|Oarsmen offers an image of the sport involving a moderate degree of exertion: two men in standard boating
attire, jerseys, and straw hats are shown rowing, in a sturdy
boat; one man's face is hidden and the other's is only vaguely
delineated, which obliges the viewer to focus on the two pairs of
arms, symbols of effort and movement. The artist's point of view
is that of someone standing in the boat or looking down on it from
a bridge, allowing for a plunging, arrowlike compositional scheme,
moderated somewhat by the horizontals of the oars, the front rower's
seat, and the splashing wavelets, only a few of which are affected
by the hull's advance.
The work's originality made it irresistible to the caricaturists:
Draner simplified it in the process of interpreting it
(a rowers boat shown sinking); curiously, Bec , who reproduced the composition more or less accurately, cropped the head of the second oarsman in a rather labored attempt at a joke: M. Roch, thp Paris executioner,

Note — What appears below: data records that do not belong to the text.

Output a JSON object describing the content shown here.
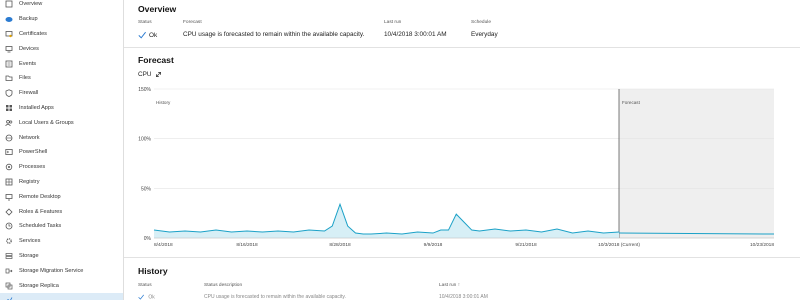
{
  "sidebar": {
    "items": [
      {
        "label": "Overview",
        "icon": "overview-icon"
      },
      {
        "label": "Backup",
        "icon": "backup-icon"
      },
      {
        "label": "Certificates",
        "icon": "certificate-icon"
      },
      {
        "label": "Devices",
        "icon": "devices-icon"
      },
      {
        "label": "Events",
        "icon": "events-icon"
      },
      {
        "label": "Files",
        "icon": "folder-icon"
      },
      {
        "label": "Firewall",
        "icon": "firewall-icon"
      },
      {
        "label": "Installed Apps",
        "icon": "apps-icon"
      },
      {
        "label": "Local Users & Groups",
        "icon": "users-icon"
      },
      {
        "label": "Network",
        "icon": "network-icon"
      },
      {
        "label": "PowerShell",
        "icon": "powershell-icon"
      },
      {
        "label": "Processes",
        "icon": "processes-icon"
      },
      {
        "label": "Registry",
        "icon": "registry-icon"
      },
      {
        "label": "Remote Desktop",
        "icon": "remote-desktop-icon"
      },
      {
        "label": "Roles & Features",
        "icon": "roles-icon"
      },
      {
        "label": "Scheduled Tasks",
        "icon": "scheduled-tasks-icon"
      },
      {
        "label": "Services",
        "icon": "services-icon"
      },
      {
        "label": "Storage",
        "icon": "storage-icon"
      },
      {
        "label": "Storage Migration Service",
        "icon": "migration-icon"
      },
      {
        "label": "Storage Replica",
        "icon": "replica-icon"
      },
      {
        "label": "",
        "icon": "system-insights-icon"
      }
    ]
  },
  "overview": {
    "title": "Overview",
    "status_header": "Status",
    "status_value": "Ok",
    "forecast_header": "Forecast",
    "forecast_value": "CPU usage is forecasted to remain within the available capacity.",
    "lastrun_header": "Last run",
    "lastrun_value": "10/4/2018 3:00:01 AM",
    "schedule_header": "Schedule",
    "schedule_value": "Everyday"
  },
  "forecast": {
    "title": "Forecast",
    "chart_label": "CPU"
  },
  "chart_data": {
    "type": "area",
    "title": "",
    "ylim": [
      0,
      150
    ],
    "yticks": [
      "0%",
      "50%",
      "100%",
      "150%"
    ],
    "ytick_values": [
      0,
      50,
      100,
      150
    ],
    "xlim": [
      0,
      80
    ],
    "xticks": [
      {
        "label": "8/4/2018",
        "x": 0
      },
      {
        "label": "8/16/2018",
        "x": 12
      },
      {
        "label": "8/28/2018",
        "x": 24
      },
      {
        "label": "9/9/2018",
        "x": 36
      },
      {
        "label": "9/21/2018",
        "x": 48
      },
      {
        "label": "10/3/2018 (Current)",
        "x": 60
      },
      {
        "label": "10/23/2018",
        "x": 80
      }
    ],
    "regions": {
      "history_label": "History",
      "forecast_label": "Forecast",
      "forecast_start_x": 60
    },
    "history": {
      "x": [
        0,
        2,
        4,
        6,
        8,
        10,
        12,
        14,
        16,
        18,
        20,
        22,
        23,
        24,
        25,
        26,
        27,
        28,
        30,
        32,
        34,
        36,
        37,
        38,
        39,
        40,
        41,
        42,
        44,
        46,
        48,
        50,
        52,
        54,
        56,
        58,
        60
      ],
      "y": [
        8,
        6,
        7,
        6,
        8,
        6,
        7,
        6,
        7,
        6,
        8,
        7,
        12,
        34,
        12,
        5,
        4,
        4,
        5,
        4,
        6,
        5,
        8,
        8,
        24,
        16,
        8,
        7,
        9,
        7,
        8,
        6,
        9,
        5,
        7,
        5,
        6
      ]
    },
    "forecast_series": {
      "x": [
        60,
        80
      ],
      "y": [
        5,
        4
      ]
    },
    "colors": {
      "line": "#1ba1c7",
      "fill": "#d7eff6",
      "forecast_bg": "#efefef",
      "grid": "#e4e4e4"
    }
  },
  "history": {
    "title": "History",
    "col_status": "Status",
    "col_desc": "Status description",
    "col_lastrun": "Last run",
    "row_status": "Ok",
    "row_desc": "CPU usage is forecasted to remain within the available capacity.",
    "row_lastrun": "10/4/2018 3:00:01 AM"
  }
}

had just died, as is confirmed in the issue of L'Illustration dated
May 3, 1879. Was Bec poking fun at the arbitrary croppings often
criticized in Impressionist work, or was he responding to an earlier

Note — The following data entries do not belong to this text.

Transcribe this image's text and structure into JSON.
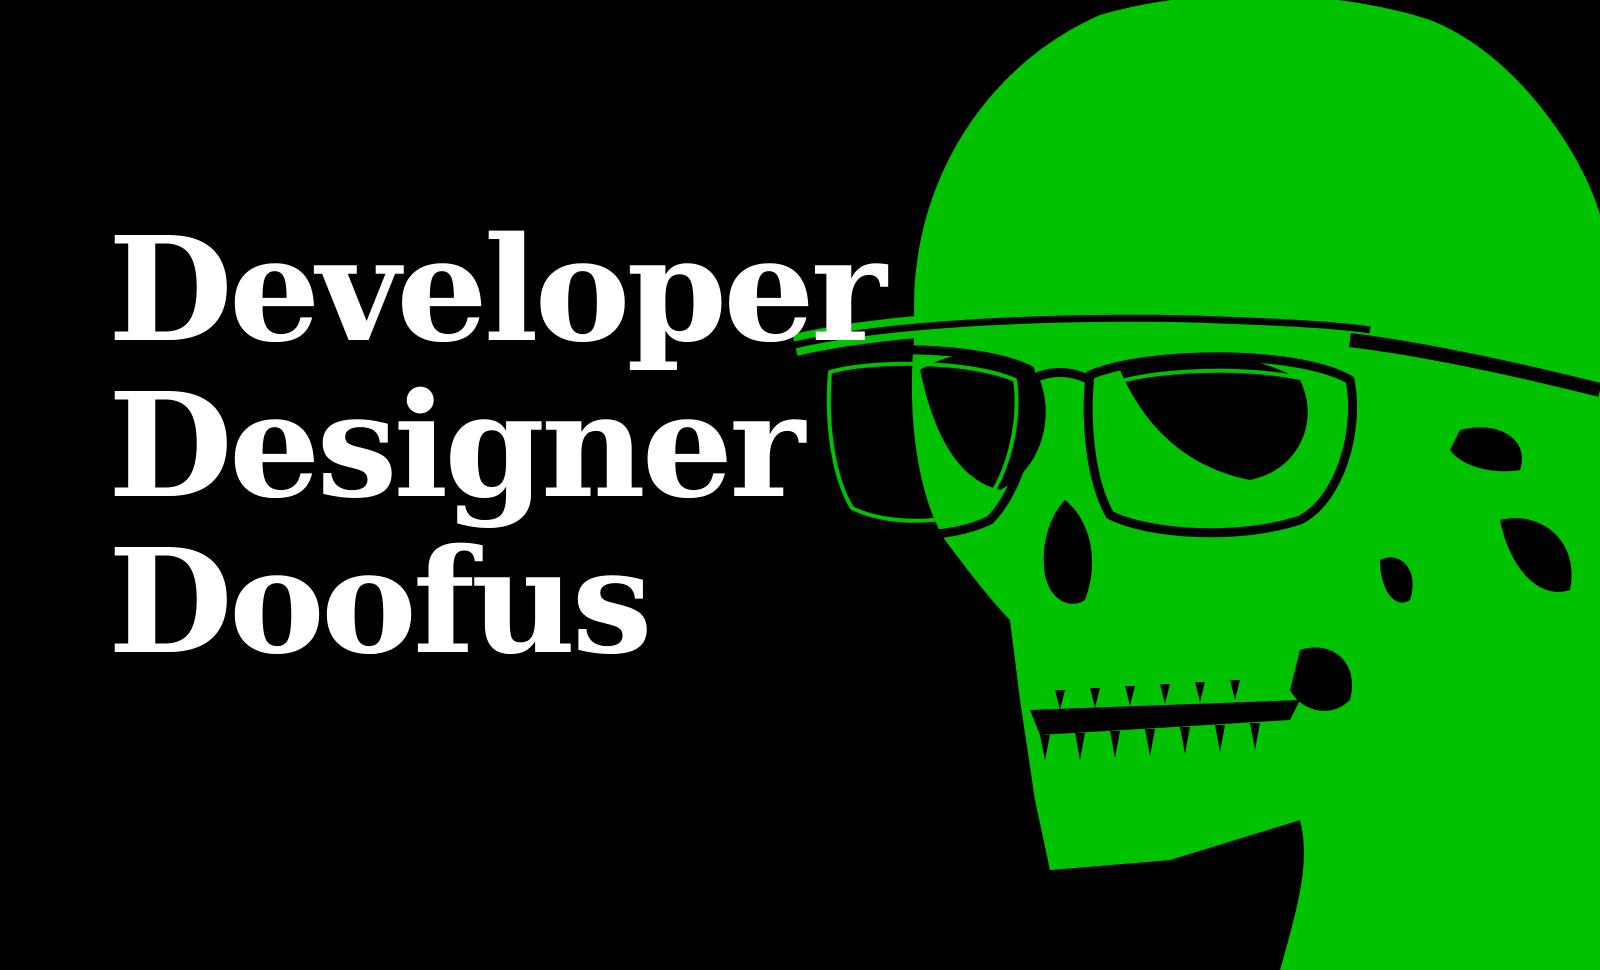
{
  "hero": {
    "lines": [
      "Developer",
      "Designer",
      "Doofus"
    ]
  },
  "illustration": {
    "subject": "skull-with-glasses-icon",
    "fill_color": "#00c200",
    "line_color": "#000000"
  },
  "colors": {
    "background": "#000000",
    "text": "#ffffff",
    "accent": "#00c200"
  }
}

state of the painting? Only examination under ultraviolet and
infrared rays would allow us to answer this question definitively.
In any event, a drawing squared for transfer' has exactly the same
composition, but it is not easy to determine its precise relationship
to the picture. Is it a preparatory study, or was it done after the
fact, despite the squaring?